** Information given **
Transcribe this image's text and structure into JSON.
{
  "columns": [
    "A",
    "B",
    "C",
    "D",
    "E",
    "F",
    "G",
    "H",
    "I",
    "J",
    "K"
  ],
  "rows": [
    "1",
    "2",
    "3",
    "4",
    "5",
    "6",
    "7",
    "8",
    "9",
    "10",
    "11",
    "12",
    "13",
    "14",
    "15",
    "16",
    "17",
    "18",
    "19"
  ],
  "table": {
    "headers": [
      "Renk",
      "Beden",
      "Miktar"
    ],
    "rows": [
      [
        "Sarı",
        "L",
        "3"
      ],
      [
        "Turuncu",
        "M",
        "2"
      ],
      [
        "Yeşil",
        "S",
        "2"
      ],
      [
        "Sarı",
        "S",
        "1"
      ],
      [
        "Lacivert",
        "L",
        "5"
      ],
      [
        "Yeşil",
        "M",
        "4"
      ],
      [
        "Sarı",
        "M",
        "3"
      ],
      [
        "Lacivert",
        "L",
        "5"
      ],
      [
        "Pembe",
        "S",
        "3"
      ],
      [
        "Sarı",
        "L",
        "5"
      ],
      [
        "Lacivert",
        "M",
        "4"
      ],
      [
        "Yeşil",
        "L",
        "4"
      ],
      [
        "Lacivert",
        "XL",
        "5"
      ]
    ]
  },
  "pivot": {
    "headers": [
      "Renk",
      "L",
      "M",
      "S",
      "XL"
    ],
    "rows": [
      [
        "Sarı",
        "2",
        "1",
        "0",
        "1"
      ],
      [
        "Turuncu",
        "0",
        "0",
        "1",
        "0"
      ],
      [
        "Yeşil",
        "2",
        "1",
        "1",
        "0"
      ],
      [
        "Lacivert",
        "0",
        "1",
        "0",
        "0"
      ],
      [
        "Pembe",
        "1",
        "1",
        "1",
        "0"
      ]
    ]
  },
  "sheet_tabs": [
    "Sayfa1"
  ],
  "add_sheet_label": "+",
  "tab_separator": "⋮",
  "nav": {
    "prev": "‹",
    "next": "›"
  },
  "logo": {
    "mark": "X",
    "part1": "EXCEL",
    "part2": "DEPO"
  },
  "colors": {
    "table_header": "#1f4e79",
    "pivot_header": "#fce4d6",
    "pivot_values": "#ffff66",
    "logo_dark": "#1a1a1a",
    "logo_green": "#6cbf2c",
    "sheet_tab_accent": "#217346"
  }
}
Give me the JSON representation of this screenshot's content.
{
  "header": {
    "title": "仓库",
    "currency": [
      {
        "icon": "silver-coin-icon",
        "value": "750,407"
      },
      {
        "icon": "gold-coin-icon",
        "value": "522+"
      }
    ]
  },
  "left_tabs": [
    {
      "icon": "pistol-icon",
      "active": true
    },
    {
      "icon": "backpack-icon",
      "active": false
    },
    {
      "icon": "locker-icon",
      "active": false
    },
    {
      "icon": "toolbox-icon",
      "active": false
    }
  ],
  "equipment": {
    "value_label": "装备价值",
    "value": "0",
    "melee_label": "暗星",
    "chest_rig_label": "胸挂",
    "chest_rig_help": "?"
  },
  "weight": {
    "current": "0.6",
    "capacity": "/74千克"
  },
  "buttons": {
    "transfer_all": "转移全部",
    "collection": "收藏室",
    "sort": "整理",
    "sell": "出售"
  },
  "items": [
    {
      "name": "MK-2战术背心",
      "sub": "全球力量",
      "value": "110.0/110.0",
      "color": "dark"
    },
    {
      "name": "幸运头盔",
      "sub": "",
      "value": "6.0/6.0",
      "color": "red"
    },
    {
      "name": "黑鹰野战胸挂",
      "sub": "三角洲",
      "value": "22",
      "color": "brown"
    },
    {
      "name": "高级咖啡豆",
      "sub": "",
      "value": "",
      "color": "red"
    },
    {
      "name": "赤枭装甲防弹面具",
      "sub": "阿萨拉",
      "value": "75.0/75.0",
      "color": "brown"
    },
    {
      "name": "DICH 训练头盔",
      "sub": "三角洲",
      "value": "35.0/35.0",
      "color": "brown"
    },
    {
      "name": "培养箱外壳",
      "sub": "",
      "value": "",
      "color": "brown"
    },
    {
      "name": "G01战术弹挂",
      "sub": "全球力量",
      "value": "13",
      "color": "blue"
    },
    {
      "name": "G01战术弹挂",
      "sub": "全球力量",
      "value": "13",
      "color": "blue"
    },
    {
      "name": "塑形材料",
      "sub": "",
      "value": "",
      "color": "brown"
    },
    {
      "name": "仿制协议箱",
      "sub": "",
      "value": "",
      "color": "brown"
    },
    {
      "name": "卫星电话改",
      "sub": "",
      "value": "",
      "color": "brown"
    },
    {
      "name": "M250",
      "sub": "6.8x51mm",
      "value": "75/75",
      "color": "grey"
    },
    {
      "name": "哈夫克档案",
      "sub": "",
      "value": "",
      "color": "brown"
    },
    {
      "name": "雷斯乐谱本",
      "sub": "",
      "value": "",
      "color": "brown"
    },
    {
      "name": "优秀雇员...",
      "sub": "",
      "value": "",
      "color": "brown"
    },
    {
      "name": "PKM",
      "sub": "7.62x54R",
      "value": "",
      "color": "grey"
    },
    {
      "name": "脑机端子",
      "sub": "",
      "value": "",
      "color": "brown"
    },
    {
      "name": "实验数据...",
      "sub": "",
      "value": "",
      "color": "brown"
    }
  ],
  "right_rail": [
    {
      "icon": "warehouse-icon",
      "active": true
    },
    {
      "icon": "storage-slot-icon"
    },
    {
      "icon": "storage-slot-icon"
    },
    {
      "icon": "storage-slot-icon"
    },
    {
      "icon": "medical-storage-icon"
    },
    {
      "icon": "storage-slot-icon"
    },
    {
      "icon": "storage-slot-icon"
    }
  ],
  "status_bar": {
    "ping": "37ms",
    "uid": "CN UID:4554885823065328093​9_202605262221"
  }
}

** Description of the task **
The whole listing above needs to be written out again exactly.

** Answer box **
Transcribe this image's text and structure into JSON.
{
  "columns": [
    "A",
    "B",
    "C",
    "D",
    "E",
    "F",
    "G",
    "H",
    "I",
    "J",
    "K"
  ],
  "rows": [
    "1",
    "2",
    "3",
    "4",
    "5",
    "6",
    "7",
    "8",
    "9",
    "10",
    "11",
    "12",
    "13",
    "14",
    "15",
    "16",
    "17",
    "18",
    "19"
  ],
  "table": {
    "headers": [
      "Renk",
      "Beden",
      "Miktar"
    ],
    "rows": [
      [
        "Sarı",
        "L",
        "3"
      ],
      [
        "Turuncu",
        "M",
        "2"
      ],
      [
        "Yeşil",
        "S",
        "2"
      ],
      [
        "Sarı",
        "S",
        "1"
      ],
      [
        "Lacivert",
        "L",
        "5"
      ],
      [
        "Yeşil",
        "M",
        "4"
      ],
      [
        "Sarı",
        "M",
        "3"
      ],
      [
        "Lacivert",
        "L",
        "5"
      ],
      [
        "Pembe",
        "S",
        "3"
      ],
      [
        "Sarı",
        "L",
        "5"
      ],
      [
        "Lacivert",
        "M",
        "4"
      ],
      [
        "Yeşil",
        "L",
        "4"
      ],
      [
        "Lacivert",
        "XL",
        "5"
      ]
    ]
  },
  "pivot": {
    "headers": [
      "Renk",
      "L",
      "M",
      "S",
      "XL"
    ],
    "rows": [
      [
        "Sarı",
        "2",
        "1",
        "0",
        "1"
      ],
      [
        "Turuncu",
        "0",
        "0",
        "1",
        "0"
      ],
      [
        "Yeşil",
        "2",
        "1",
        "1",
        "0"
      ],
      [
        "Lacivert",
        "0",
        "1",
        "0",
        "0"
      ],
      [
        "Pembe",
        "1",
        "1",
        "1",
        "0"
      ]
    ]
  },
  "sheet_tabs": [
    "Sayfa1"
  ],
  "add_sheet_label": "+",
  "tab_separator": "⋮",
  "nav": {
    "prev": "‹",
    "next": "›"
  },
  "logo": {
    "mark": "X",
    "part1": "EXCEL",
    "part2": "DEPO"
  },
  "colors": {
    "table_header": "#1f4e79",
    "pivot_header": "#fce4d6",
    "pivot_values": "#ffff66",
    "logo_dark": "#1a1a1a",
    "logo_green": "#6cbf2c",
    "sheet_tab_accent": "#217346"
  }
}
Give me the JSON representation of this screenshot's content.
{
  "header": {
    "title": "仓库",
    "currency": [
      {
        "icon": "silver-coin-icon",
        "value": "750,407"
      },
      {
        "icon": "gold-coin-icon",
        "value": "522+"
      }
    ]
  },
  "left_tabs": [
    {
      "icon": "pistol-icon",
      "active": true
    },
    {
      "icon": "backpack-icon",
      "active": false
    },
    {
      "icon": "locker-icon",
      "active": false
    },
    {
      "icon": "toolbox-icon",
      "active": false
    }
  ],
  "equipment": {
    "value_label": "装备价值",
    "value": "0",
    "melee_label": "暗星",
    "chest_rig_label": "胸挂",
    "chest_rig_help": "?"
  },
  "weight": {
    "current": "0.6",
    "capacity": "/74千克"
  },
  "buttons": {
    "transfer_all": "转移全部",
    "collection": "收藏室",
    "sort": "整理",
    "sell": "出售"
  },
  "items": [
    {
      "name": "MK-2战术背心",
      "sub": "全球力量",
      "value": "110.0/110.0",
      "color": "dark"
    },
    {
      "name": "幸运头盔",
      "sub": "",
      "value": "6.0/6.0",
      "color": "red"
    },
    {
      "name": "黑鹰野战胸挂",
      "sub": "三角洲",
      "value": "22",
      "color": "brown"
    },
    {
      "name": "高级咖啡豆",
      "sub": "",
      "value": "",
      "color": "red"
    },
    {
      "name": "赤枭装甲防弹面具",
      "sub": "阿萨拉",
      "value": "75.0/75.0",
      "color": "brown"
    },
    {
      "name": "DICH 训练头盔",
      "sub": "三角洲",
      "value": "35.0/35.0",
      "color": "brown"
    },
    {
      "name": "培养箱外壳",
      "sub": "",
      "value": "",
      "color": "brown"
    },
    {
      "name": "G01战术弹挂",
      "sub": "全球力量",
      "value": "13",
      "color": "blue"
    },
    {
      "name": "G01战术弹挂",
      "sub": "全球力量",
      "value": "13",
      "color": "blue"
    },
    {
      "name": "塑形材料",
      "sub": "",
      "value": "",
      "color": "brown"
    },
    {
      "name": "仿制协议箱",
      "sub": "",
      "value": "",
      "color": "brown"
    },
    {
      "name": "卫星电话改",
      "sub": "",
      "value": "",
      "color": "brown"
    },
    {
      "name": "M250",
      "sub": "6.8x51mm",
      "value": "75/75",
      "color": "grey"
    },
    {
      "name": "哈夫克档案",
      "sub": "",
      "value": "",
      "color": "brown"
    },
    {
      "name": "雷斯乐谱本",
      "sub": "",
      "value": "",
      "color": "brown"
    },
    {
      "name": "优秀雇员...",
      "sub": "",
      "value": "",
      "color": "brown"
    },
    {
      "name": "PKM",
      "sub": "7.62x54R",
      "value": "",
      "color": "grey"
    },
    {
      "name": "脑机端子",
      "sub": "",
      "value": "",
      "color": "brown"
    },
    {
      "name": "实验数据...",
      "sub": "",
      "value": "",
      "color": "brown"
    }
  ],
  "right_rail": [
    {
      "icon": "warehouse-icon",
      "active": true
    },
    {
      "icon": "storage-slot-icon"
    },
    {
      "icon": "storage-slot-icon"
    },
    {
      "icon": "storage-slot-icon"
    },
    {
      "icon": "medical-storage-icon"
    },
    {
      "icon": "storage-slot-icon"
    },
    {
      "icon": "storage-slot-icon"
    }
  ],
  "status_bar": {
    "ping": "37ms",
    "uid": "CN UID:4554885823065328093​9_202605262221"
  }
}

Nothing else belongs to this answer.